* [WHAT TO PRODUCE]: Every record must be output verbatim in the reply.

(RECORD SET begins)

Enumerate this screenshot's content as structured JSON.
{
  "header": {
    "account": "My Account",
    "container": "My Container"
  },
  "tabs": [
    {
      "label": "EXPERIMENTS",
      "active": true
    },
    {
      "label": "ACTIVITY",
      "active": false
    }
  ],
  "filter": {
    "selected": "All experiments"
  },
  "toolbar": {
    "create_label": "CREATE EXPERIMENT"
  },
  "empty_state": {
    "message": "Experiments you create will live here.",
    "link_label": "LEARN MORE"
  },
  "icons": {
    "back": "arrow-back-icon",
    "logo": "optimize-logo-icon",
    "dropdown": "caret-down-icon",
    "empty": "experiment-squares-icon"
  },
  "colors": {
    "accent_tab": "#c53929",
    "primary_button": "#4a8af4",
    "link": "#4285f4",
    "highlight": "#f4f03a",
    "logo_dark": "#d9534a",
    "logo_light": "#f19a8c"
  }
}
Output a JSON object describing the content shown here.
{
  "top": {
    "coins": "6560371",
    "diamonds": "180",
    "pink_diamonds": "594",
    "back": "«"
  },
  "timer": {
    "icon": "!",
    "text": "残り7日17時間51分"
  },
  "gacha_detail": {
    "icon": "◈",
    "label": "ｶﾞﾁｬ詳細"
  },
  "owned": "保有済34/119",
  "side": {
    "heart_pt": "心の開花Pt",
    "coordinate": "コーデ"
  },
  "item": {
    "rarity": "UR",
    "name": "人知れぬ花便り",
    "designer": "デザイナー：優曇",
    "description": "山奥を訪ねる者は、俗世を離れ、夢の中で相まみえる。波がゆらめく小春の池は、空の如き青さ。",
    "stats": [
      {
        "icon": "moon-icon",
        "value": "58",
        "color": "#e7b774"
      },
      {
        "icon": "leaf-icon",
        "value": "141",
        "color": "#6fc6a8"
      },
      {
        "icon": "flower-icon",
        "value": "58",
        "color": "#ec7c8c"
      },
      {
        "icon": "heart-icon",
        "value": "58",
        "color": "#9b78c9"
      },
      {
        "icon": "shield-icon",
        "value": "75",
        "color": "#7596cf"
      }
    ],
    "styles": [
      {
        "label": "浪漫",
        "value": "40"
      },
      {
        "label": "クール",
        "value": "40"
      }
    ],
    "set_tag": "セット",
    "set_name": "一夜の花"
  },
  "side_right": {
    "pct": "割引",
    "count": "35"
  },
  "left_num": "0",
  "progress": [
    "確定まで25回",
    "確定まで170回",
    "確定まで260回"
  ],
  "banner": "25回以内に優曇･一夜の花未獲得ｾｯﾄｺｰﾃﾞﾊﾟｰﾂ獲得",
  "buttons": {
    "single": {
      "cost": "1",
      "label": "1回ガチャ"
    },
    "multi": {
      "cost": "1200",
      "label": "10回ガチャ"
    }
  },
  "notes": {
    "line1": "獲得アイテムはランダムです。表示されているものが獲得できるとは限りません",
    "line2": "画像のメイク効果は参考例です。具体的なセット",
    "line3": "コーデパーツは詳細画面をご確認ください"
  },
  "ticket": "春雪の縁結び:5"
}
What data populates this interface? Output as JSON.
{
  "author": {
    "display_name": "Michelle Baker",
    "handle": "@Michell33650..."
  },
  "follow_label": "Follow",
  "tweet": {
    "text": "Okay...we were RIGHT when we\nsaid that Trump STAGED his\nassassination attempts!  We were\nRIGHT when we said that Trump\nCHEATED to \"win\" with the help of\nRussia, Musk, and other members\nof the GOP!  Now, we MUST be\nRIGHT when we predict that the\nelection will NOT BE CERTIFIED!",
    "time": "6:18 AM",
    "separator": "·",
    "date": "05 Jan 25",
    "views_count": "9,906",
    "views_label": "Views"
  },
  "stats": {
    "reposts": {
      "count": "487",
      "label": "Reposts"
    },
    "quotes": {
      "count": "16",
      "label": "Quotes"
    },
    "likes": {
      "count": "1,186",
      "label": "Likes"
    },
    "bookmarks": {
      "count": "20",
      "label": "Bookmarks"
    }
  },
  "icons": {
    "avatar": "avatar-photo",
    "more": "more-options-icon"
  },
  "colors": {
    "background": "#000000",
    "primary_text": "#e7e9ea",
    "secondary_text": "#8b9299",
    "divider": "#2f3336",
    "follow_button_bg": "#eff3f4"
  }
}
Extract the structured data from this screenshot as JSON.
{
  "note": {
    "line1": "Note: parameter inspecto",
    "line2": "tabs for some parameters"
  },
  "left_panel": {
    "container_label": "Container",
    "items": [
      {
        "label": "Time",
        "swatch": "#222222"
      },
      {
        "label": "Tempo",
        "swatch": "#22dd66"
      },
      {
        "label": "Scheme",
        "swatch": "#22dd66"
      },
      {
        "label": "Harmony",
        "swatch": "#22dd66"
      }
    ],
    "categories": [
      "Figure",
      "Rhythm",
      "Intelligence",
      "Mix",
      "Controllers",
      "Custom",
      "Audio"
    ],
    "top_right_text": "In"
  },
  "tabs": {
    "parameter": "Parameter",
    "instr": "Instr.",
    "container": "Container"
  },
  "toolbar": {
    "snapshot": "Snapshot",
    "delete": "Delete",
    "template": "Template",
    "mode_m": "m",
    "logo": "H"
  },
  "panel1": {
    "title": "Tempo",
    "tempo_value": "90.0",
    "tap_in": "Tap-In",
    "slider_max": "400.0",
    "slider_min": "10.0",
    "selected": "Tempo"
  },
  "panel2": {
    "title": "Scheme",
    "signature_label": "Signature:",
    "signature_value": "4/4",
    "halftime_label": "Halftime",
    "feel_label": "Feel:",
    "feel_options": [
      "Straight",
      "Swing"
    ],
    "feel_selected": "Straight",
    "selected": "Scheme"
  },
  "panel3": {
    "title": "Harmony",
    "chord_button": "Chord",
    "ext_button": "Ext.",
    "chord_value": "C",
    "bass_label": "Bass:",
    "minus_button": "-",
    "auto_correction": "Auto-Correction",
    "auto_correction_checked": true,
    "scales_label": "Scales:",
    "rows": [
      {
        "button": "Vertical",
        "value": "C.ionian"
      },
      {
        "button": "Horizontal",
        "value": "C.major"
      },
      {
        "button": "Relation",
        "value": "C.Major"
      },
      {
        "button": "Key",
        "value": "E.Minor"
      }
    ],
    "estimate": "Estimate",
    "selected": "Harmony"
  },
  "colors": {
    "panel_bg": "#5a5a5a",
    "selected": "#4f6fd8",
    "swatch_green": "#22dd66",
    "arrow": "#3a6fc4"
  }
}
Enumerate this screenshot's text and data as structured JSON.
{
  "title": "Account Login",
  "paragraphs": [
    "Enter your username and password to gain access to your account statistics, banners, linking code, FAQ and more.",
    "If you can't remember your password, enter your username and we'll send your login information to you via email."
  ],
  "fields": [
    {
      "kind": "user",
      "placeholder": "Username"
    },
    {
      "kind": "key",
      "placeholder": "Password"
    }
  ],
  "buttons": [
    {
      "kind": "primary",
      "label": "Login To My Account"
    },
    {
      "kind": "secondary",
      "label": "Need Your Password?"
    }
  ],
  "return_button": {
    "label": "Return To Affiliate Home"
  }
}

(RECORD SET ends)

* [EXERCISE OUTPUT]:
Enumerate this screenshot's content as structured JSON.
{
  "header": {
    "account": "My Account",
    "container": "My Container"
  },
  "tabs": [
    {
      "label": "EXPERIMENTS",
      "active": true
    },
    {
      "label": "ACTIVITY",
      "active": false
    }
  ],
  "filter": {
    "selected": "All experiments"
  },
  "toolbar": {
    "create_label": "CREATE EXPERIMENT"
  },
  "empty_state": {
    "message": "Experiments you create will live here.",
    "link_label": "LEARN MORE"
  },
  "icons": {
    "back": "arrow-back-icon",
    "logo": "optimize-logo-icon",
    "dropdown": "caret-down-icon",
    "empty": "experiment-squares-icon"
  },
  "colors": {
    "accent_tab": "#c53929",
    "primary_button": "#4a8af4",
    "link": "#4285f4",
    "highlight": "#f4f03a",
    "logo_dark": "#d9534a",
    "logo_light": "#f19a8c"
  }
}
Output a JSON object describing the content shown here.
{
  "top": {
    "coins": "6560371",
    "diamonds": "180",
    "pink_diamonds": "594",
    "back": "«"
  },
  "timer": {
    "icon": "!",
    "text": "残り7日17時間51分"
  },
  "gacha_detail": {
    "icon": "◈",
    "label": "ｶﾞﾁｬ詳細"
  },
  "owned": "保有済34/119",
  "side": {
    "heart_pt": "心の開花Pt",
    "coordinate": "コーデ"
  },
  "item": {
    "rarity": "UR",
    "name": "人知れぬ花便り",
    "designer": "デザイナー：優曇",
    "description": "山奥を訪ねる者は、俗世を離れ、夢の中で相まみえる。波がゆらめく小春の池は、空の如き青さ。",
    "stats": [
      {
        "icon": "moon-icon",
        "value": "58",
        "color": "#e7b774"
      },
      {
        "icon": "leaf-icon",
        "value": "141",
        "color": "#6fc6a8"
      },
      {
        "icon": "flower-icon",
        "value": "58",
        "color": "#ec7c8c"
      },
      {
        "icon": "heart-icon",
        "value": "58",
        "color": "#9b78c9"
      },
      {
        "icon": "shield-icon",
        "value": "75",
        "color": "#7596cf"
      }
    ],
    "styles": [
      {
        "label": "浪漫",
        "value": "40"
      },
      {
        "label": "クール",
        "value": "40"
      }
    ],
    "set_tag": "セット",
    "set_name": "一夜の花"
  },
  "side_right": {
    "pct": "割引",
    "count": "35"
  },
  "left_num": "0",
  "progress": [
    "確定まで25回",
    "確定まで170回",
    "確定まで260回"
  ],
  "banner": "25回以内に優曇･一夜の花未獲得ｾｯﾄｺｰﾃﾞﾊﾟｰﾂ獲得",
  "buttons": {
    "single": {
      "cost": "1",
      "label": "1回ガチャ"
    },
    "multi": {
      "cost": "1200",
      "label": "10回ガチャ"
    }
  },
  "notes": {
    "line1": "獲得アイテムはランダムです。表示されているものが獲得できるとは限りません",
    "line2": "画像のメイク効果は参考例です。具体的なセット",
    "line3": "コーデパーツは詳細画面をご確認ください"
  },
  "ticket": "春雪の縁結び:5"
}
What data populates this interface? Output as JSON.
{
  "author": {
    "display_name": "Michelle Baker",
    "handle": "@Michell33650..."
  },
  "follow_label": "Follow",
  "tweet": {
    "text": "Okay...we were RIGHT when we\nsaid that Trump STAGED his\nassassination attempts!  We were\nRIGHT when we said that Trump\nCHEATED to \"win\" with the help of\nRussia, Musk, and other members\nof the GOP!  Now, we MUST be\nRIGHT when we predict that the\nelection will NOT BE CERTIFIED!",
    "time": "6:18 AM",
    "separator": "·",
    "date": "05 Jan 25",
    "views_count": "9,906",
    "views_label": "Views"
  },
  "stats": {
    "reposts": {
      "count": "487",
      "label": "Reposts"
    },
    "quotes": {
      "count": "16",
      "label": "Quotes"
    },
    "likes": {
      "count": "1,186",
      "label": "Likes"
    },
    "bookmarks": {
      "count": "20",
      "label": "Bookmarks"
    }
  },
  "icons": {
    "avatar": "avatar-photo",
    "more": "more-options-icon"
  },
  "colors": {
    "background": "#000000",
    "primary_text": "#e7e9ea",
    "secondary_text": "#8b9299",
    "divider": "#2f3336",
    "follow_button_bg": "#eff3f4"
  }
}
Extract the structured data from this screenshot as JSON.
{
  "note": {
    "line1": "Note: parameter inspecto",
    "line2": "tabs for some parameters"
  },
  "left_panel": {
    "container_label": "Container",
    "items": [
      {
        "label": "Time",
        "swatch": "#222222"
      },
      {
        "label": "Tempo",
        "swatch": "#22dd66"
      },
      {
        "label": "Scheme",
        "swatch": "#22dd66"
      },
      {
        "label": "Harmony",
        "swatch": "#22dd66"
      }
    ],
    "categories": [
      "Figure",
      "Rhythm",
      "Intelligence",
      "Mix",
      "Controllers",
      "Custom",
      "Audio"
    ],
    "top_right_text": "In"
  },
  "tabs": {
    "parameter": "Parameter",
    "instr": "Instr.",
    "container": "Container"
  },
  "toolbar": {
    "snapshot": "Snapshot",
    "delete": "Delete",
    "template": "Template",
    "mode_m": "m",
    "logo": "H"
  },
  "panel1": {
    "title": "Tempo",
    "tempo_value": "90.0",
    "tap_in": "Tap-In",
    "slider_max": "400.0",
    "slider_min": "10.0",
    "selected": "Tempo"
  },
  "panel2": {
    "title": "Scheme",
    "signature_label": "Signature:",
    "signature_value": "4/4",
    "halftime_label": "Halftime",
    "feel_label": "Feel:",
    "feel_options": [
      "Straight",
      "Swing"
    ],
    "feel_selected": "Straight",
    "selected": "Scheme"
  },
  "panel3": {
    "title": "Harmony",
    "chord_button": "Chord",
    "ext_button": "Ext.",
    "chord_value": "C",
    "bass_label": "Bass:",
    "minus_button": "-",
    "auto_correction": "Auto-Correction",
    "auto_correction_checked": true,
    "scales_label": "Scales:",
    "rows": [
      {
        "button": "Vertical",
        "value": "C.ionian"
      },
      {
        "button": "Horizontal",
        "value": "C.major"
      },
      {
        "button": "Relation",
        "value": "C.Major"
      },
      {
        "button": "Key",
        "value": "E.Minor"
      }
    ],
    "estimate": "Estimate",
    "selected": "Harmony"
  },
  "colors": {
    "panel_bg": "#5a5a5a",
    "selected": "#4f6fd8",
    "swatch_green": "#22dd66",
    "arrow": "#3a6fc4"
  }
}
Enumerate this screenshot's text and data as structured JSON.
{
  "title": "Account Login",
  "paragraphs": [
    "Enter your username and password to gain access to your account statistics, banners, linking code, FAQ and more.",
    "If you can't remember your password, enter your username and we'll send your login information to you via email."
  ],
  "fields": [
    {
      "kind": "user",
      "placeholder": "Username"
    },
    {
      "kind": "key",
      "placeholder": "Password"
    }
  ],
  "buttons": [
    {
      "kind": "primary",
      "label": "Login To My Account"
    },
    {
      "kind": "secondary",
      "label": "Need Your Password?"
    }
  ],
  "return_button": {
    "label": "Return To Affiliate Home"
  }
}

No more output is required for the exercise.